De fora ['From Elsewhere'] (web page in Catalan) is a book containing transcriptions of conversations with six people who have settled in Andorra to begin a new life there.
The aim of the publication is to present six different experiences of integration, to serve as examples for others to follow. Each of the immigrants interviewed describes their adaptation to Andorra, gives their views on the principality's people, traditions and way of life, and argues the case for learning Catalan.
The Principality of Andorra.
Firstly, immigrants in Andorra, whom the book aims to provide with models of integration in order to contribute to breaking down prejudices and to show that Catalan is a useful language that everyone can learn.
Secondly, native Andorrans, for whom the book represents an opportunity to see themselves through the eyes of immigrants.
Andorra's Catalan Culture Centre (web page in Catalan).
Andorra's official language is Catalan. However, the people of Andorra tend to switch from Catalan to Spanish or French when addressing immigrants or people they do not know.
Immigrants outnumber the autochthonous population in Andorra. Immigration is consequently a highly relevant aspect of life in the principality, and campaigns aimed at increasing the use of Catalan are vital to the preservation and promotion of Andorra's language and culture. De fora is an example of such an initiative.
De fora is a collection of transcriptions of conversations with six people who have settled in Andorra to begin a new life there.
The six people interviewed for the book were from countries in Africa, America, Europe and Oceania. Their places of origin and native cultures were not the primary concern when they were selected for the interviews, however. Greater emphasis was placed on them deeming it important to respect their host country, learn its language and adapt to its way of life; in other words, to achieve a balance between their own culture and that of their host country.
The interviews were carried out in informal settings. The conversations that took place were recorded and subsequently transcribed, word for word.

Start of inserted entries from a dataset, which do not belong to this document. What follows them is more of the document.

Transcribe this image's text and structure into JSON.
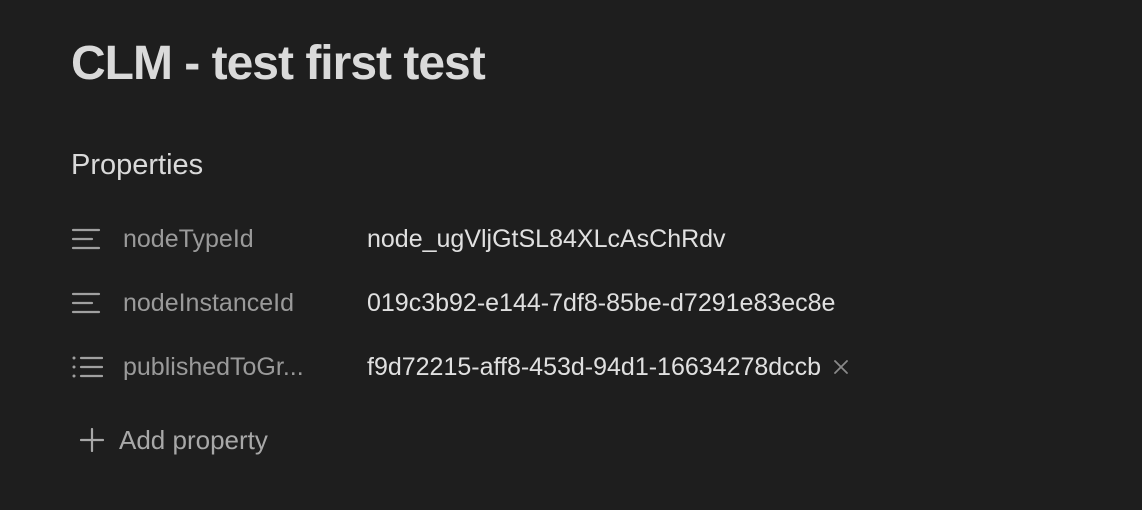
{
  "note": {
    "title": "CLM - test first test"
  },
  "properties": {
    "heading": "Properties",
    "items": [
      {
        "icon": "text-lines-icon",
        "key": "nodeTypeId",
        "value": "node_ugVljGtSL84XLcAsChRdv"
      },
      {
        "icon": "text-lines-icon",
        "key": "nodeInstanceId",
        "value": "019c3b92-e144-7df8-85be-d7291e83ec8e"
      },
      {
        "icon": "list-icon",
        "key": "publishedToGr...",
        "value": "f9d72215-aff8-453d-94d1-16634278dccb",
        "remove_icon": "close-icon"
      }
    ],
    "add_label": "Add property",
    "add_icon": "plus-icon"
  },
  "colors": {
    "background": "#1e1e1e",
    "title_text": "#dadada",
    "key_text": "#9a9a9a",
    "value_text": "#e0e0e0",
    "icon": "#a0a0a0"
  }
}
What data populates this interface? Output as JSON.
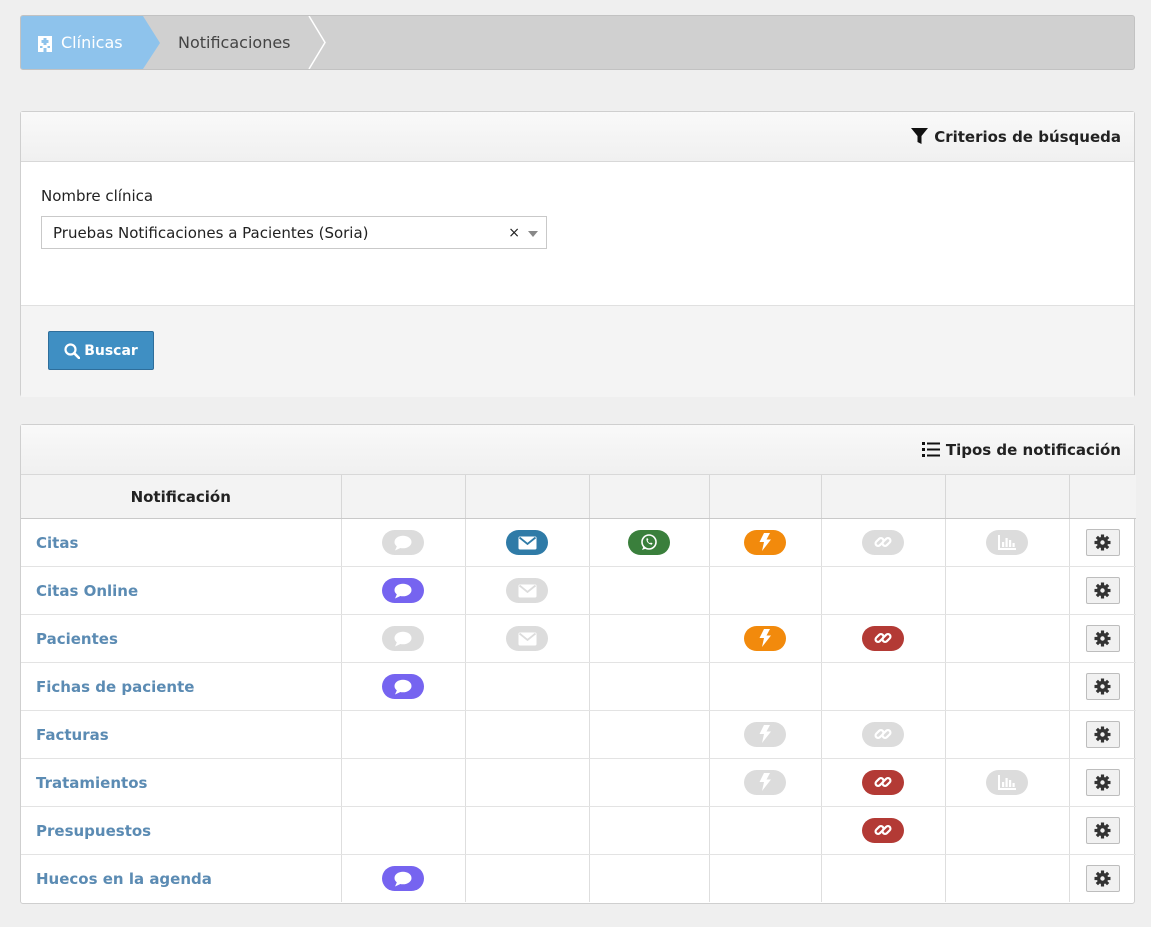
{
  "breadcrumb": {
    "home_label": "Clínicas",
    "current_label": "Notificaciones"
  },
  "search_panel": {
    "title": "Criterios de búsqueda",
    "field_label": "Nombre clínica",
    "selected_value": "Pruebas Notificaciones a Pacientes (Soria)",
    "clear_symbol": "×",
    "search_button": "Buscar"
  },
  "types_panel": {
    "title": "Tipos de notificación",
    "column_header": "Notificación"
  },
  "colors": {
    "inactive": "#dcdcdc",
    "sms_active": "#7664f0",
    "email_active": "#2f7ba7",
    "whatsapp_active": "#3a7f3c",
    "push_active": "#f28a0c",
    "link_active": "#b33a35"
  },
  "channels": [
    "sms-icon",
    "email-icon",
    "whatsapp-icon",
    "push-icon",
    "link-icon",
    "stats-icon"
  ],
  "rows": [
    {
      "label": "Citas",
      "cells": [
        "inactive",
        "active",
        "active",
        "active",
        "inactive",
        "inactive"
      ]
    },
    {
      "label": "Citas Online",
      "cells": [
        "active",
        "inactive",
        "",
        "",
        "",
        ""
      ]
    },
    {
      "label": "Pacientes",
      "cells": [
        "inactive",
        "inactive",
        "",
        "active",
        "active",
        ""
      ]
    },
    {
      "label": "Fichas de paciente",
      "cells": [
        "active",
        "",
        "",
        "",
        "",
        ""
      ]
    },
    {
      "label": "Facturas",
      "cells": [
        "",
        "",
        "",
        "inactive",
        "inactive",
        ""
      ]
    },
    {
      "label": "Tratamientos",
      "cells": [
        "",
        "",
        "",
        "inactive",
        "active",
        "inactive"
      ]
    },
    {
      "label": "Presupuestos",
      "cells": [
        "",
        "",
        "",
        "",
        "active",
        ""
      ]
    },
    {
      "label": "Huecos en la agenda",
      "cells": [
        "active",
        "",
        "",
        "",
        "",
        ""
      ]
    }
  ]
}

Some research was performed on each interviewee's country of origin (history, customs, languages, interesting facts, etc.), with a view to gaining an insight into their cultural background as a means of coming to understand them better. The information thus obtained was organised into different sections and included alongside the interviews in the book. These brief cultural overviews added to the book's appeal, helping to boost its potential readership.
Based on their experiences, each of the six interviewees felt that learning Catalan was essential, out of respect for Andorra as their host country on one hand, and because doing so had been crucial to their integration and ability to interact with the rest of the population on the other.
Andorra's Catalan Culture Centre published 750 copies of De fora, which was presented and promoted in all the principality's media in the week leading up to 23 April (the International Day of the Book, when large volumes of books are sold in Catalonia and Andorra).
Plans have been made to present De fora in the embassies of the countries of origin of Andorra's immigrants.
De fora has been well received and is viewed in a positive light by immigrants living in Andorra and the principality's autochthonous population alike. In all likelihood, the messages it aims to send out have reached both the collectives in question.
The six experiences and points of view presented in the book serve as examples of integration through language for immigrants in Andorra to follow, particularly those who have yet to embrace Catalan.